● **Your goal**: Read through the material below and copy each line in which the word "year" occurs.

● **Raw data**:
------------------------

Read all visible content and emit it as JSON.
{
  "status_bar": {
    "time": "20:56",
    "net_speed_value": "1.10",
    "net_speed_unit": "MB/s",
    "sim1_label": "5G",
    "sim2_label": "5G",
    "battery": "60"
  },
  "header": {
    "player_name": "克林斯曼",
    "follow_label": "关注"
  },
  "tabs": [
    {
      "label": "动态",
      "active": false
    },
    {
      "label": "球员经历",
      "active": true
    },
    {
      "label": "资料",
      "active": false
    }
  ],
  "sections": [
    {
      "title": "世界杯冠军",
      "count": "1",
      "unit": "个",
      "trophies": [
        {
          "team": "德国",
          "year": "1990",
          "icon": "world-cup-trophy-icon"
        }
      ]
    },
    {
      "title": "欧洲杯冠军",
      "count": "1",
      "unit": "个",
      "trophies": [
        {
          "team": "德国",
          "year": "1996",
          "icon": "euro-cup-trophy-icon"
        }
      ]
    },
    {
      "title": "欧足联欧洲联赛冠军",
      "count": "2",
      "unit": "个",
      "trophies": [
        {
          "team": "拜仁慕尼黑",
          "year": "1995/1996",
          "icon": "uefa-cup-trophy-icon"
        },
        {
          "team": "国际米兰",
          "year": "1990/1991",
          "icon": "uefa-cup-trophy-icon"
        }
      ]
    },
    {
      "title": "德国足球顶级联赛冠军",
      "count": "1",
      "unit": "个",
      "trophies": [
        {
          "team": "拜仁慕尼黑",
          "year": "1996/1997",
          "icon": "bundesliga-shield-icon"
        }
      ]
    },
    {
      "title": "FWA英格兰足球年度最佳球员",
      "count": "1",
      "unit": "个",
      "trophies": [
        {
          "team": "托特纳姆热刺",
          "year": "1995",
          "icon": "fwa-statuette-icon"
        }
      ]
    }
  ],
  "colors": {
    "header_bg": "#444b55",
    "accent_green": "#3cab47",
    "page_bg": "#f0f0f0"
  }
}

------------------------

● **Written response**:
          "year": "1990",
          "year": "1996",
          "year": "1995/1996",
          "year": "1990/1991",
          "year": "1996/1997",
          "year": "1995",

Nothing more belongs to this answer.